In addition, comments were requested addressing the time-frames established for comment by the state and local communities and the uses of computer technology. Comments were split on the amount of time to allow for review, some commenters stating that the final rule allowed sufficient time to review applications and other requesting even more time than the additional 30 days the final rule allowed to review applications. Comments addressing the use of computer technology and the Internet were generally in support of using such tools to expedite review of applications and the decision-making process.

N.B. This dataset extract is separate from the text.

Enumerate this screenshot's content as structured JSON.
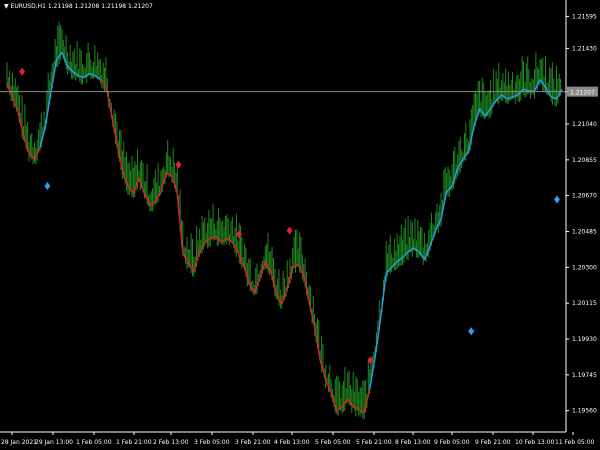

The Department finds that it is impracticable and inefficient to repeal only part of the final rule as the Bureau of Indian Affairs needs clear direction and standards to process land into trust applications. Considering the variety of comments received, the Department has decided to withdraw the final rule in whole to address these specific areas of concern in a new rule. Consistent with Departmental policy to consult with federally-recognized Indian tribes on proposed Federal actions that impact Indian tribes, the Department will conduct consultation with Indian tribes on the following areas in its efforts to promulgate a new rule: applications for housing or home site purposes to meet individual housing needs; the requirement of land use plans; the standards of review used in reaching a determination of whether to accept land Start Printed Page 56610into trust; the availability of applications for review; and the use of computer technology prior to the proposal of a new Acquisition of Title to Land in Trust rule.
The Department has determined that the withdrawal of the final rule entitled “Acquisition to Title to Land in Trust” must be effective immediately in order to prevent its becoming effective upon the expiration of the notice of delay as published on August 13, 2001, (66 FR 42415), and to allow for the current 25 CFR Part 151 to remain in effect during the pendency of the development of a new rulemaking addressing this matter. The Department, therefore, shows good cause for the immediate effective date of this rule in accordance with 5 U.S.C. 553(d).Start Signature
Dated: November 5, 2001.
Neal A. McCaleb,
Assistant Secretary—Indian Affairs.
[FR Doc. 01-28222 Filed 11-8-01; 8:45 am]
BILLING CODE 4310-02-P